The European Copyright Society (ECS) was founded in January 2012 with the aim of creating a platform for critical and independent scholarly thinking on European Copyright Law. Its members are renowned scholars and academics from various countries of Europe, seeking to promote their views of the overall public interest.
The Society is not funded by, nor has been instructed by any particular stakeholders.
The ECS wishes to take the opportunity to put on record its views of the issues before the Court in Case C-466/12, Svensson. The importance of this particular reference should be evident to the Court. Although hyperlinking takes many forms and has multiple functions, there can be no doubt that it is the single most important feature that differentiates the Internet from other forms of cultural production and dissemination. Hyperlinking is intimately bound to the conception of the Internet as a network, and hyperlinks constitute paths leading users from one location to another. As the Supreme Court of Canada has stated “[h]yperlinks … are an indispensable part of [the Internet’s] operation.”
The legal regulation of hyperlinking thus carries with it enormous capacity to interfere with the operation of the Internet, and therefore with access to information, freedom of expression, freedom to conduct business, as well – of course – with business ventures that depend on these types of linkages. Europe has developed a significant sector of SMEs, many of whose web operations depend on the use and provision of links. The Court must not under-estimate the importance of its ruling in this case.
As Tim-Berners Lee, who is regularly accredited as being an inventor of the World Wide Web , explains a link is nothing more than a reference or footnote, and that the ability to refer to a document is a fundamental right of free speech.
In a similar vein, US Law Professor Jessica Litman states, Digital Copyright: Revising Copyright Law for the Information Age (New York, Prometheus Books, 2001), at 183:
“… the public has always had, and should have, a right to cite. Referring to a copyrighted work without authorization has been and should be legal. Referring to an infringing work is similarly legitimate … Drawing a map showing where an infringing object may be found or dropping a footnote that cites it invades no province the copyright owner is entitled to protect even if the object is blatantly pirated from a copyrighted work. Posting a hypertext link should be no different.”
See Crookes v Newton,  SCC 47,  SCR 269 per Abella J, at .
Jack Balkin, ‘The Future of Free Expression in a Digital Age’, (2009) 36 Pepp. L. Rev. 427.
 In Intellectual Property Law (Oxford: OUP 2009), Professors Lionel Bently and Brad Sherman state, at 151:
“Most hyper-linking simply makes it easier to locate (and, if desired, access) works which are already available to the public, and it would be unduly constraining to require all links to be authorized.”
Tim Berners-Lee, ‘Axioms of Web Architecture.

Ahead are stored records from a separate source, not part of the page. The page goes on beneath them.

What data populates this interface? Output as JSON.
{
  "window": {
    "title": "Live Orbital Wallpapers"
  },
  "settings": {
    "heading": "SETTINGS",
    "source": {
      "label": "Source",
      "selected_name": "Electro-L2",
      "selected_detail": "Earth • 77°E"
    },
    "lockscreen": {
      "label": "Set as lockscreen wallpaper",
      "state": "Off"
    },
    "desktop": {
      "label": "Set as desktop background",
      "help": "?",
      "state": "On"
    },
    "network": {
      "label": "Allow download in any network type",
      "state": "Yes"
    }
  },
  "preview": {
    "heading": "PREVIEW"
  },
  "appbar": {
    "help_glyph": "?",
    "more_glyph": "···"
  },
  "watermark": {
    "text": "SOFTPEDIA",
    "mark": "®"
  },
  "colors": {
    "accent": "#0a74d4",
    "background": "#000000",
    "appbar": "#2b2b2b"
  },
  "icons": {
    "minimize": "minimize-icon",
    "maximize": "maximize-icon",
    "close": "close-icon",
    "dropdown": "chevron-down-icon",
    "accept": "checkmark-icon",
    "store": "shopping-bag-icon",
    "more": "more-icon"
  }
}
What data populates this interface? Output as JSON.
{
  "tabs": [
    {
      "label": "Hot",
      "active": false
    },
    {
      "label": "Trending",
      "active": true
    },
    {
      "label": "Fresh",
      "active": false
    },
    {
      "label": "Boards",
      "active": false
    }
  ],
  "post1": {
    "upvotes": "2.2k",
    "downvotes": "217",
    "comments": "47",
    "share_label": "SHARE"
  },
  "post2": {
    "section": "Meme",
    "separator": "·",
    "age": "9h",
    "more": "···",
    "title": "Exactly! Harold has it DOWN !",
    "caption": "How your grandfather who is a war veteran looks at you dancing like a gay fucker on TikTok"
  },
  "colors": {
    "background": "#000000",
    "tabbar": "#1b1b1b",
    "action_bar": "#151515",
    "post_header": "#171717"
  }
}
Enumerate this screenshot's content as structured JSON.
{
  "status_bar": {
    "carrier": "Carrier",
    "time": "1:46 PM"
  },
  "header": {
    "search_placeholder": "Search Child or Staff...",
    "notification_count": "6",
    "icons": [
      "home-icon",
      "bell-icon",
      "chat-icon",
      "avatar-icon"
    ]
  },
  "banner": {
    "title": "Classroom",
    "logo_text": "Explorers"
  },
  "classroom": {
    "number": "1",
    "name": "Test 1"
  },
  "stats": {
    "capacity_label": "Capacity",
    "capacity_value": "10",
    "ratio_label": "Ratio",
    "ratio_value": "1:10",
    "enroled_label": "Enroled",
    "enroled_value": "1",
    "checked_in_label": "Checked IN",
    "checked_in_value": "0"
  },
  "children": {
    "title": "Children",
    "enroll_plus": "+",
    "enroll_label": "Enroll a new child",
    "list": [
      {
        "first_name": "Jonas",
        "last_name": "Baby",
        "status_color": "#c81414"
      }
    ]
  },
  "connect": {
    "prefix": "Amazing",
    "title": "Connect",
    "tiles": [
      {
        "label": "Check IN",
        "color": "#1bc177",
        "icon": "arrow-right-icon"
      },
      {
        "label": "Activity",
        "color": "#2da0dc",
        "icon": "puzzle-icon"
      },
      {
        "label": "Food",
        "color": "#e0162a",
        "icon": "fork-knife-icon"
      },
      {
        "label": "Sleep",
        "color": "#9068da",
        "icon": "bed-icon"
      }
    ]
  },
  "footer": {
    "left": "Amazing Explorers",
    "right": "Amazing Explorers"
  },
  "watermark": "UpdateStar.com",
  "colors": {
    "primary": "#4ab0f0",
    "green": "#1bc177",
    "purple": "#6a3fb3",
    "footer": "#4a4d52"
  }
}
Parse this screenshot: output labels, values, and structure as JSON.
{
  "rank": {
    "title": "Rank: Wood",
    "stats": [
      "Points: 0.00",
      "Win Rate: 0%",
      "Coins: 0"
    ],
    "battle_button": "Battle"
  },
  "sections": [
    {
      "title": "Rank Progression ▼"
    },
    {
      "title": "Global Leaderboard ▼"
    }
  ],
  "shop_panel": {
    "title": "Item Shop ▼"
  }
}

Links and Law: Myths’, at http://www.w3.org/DesignIssues/LinkMyths.html See also, Steven Waldman, The Information Needs of Communities: The Changing Media Landscape in the Broadband Age, (FCC) 340.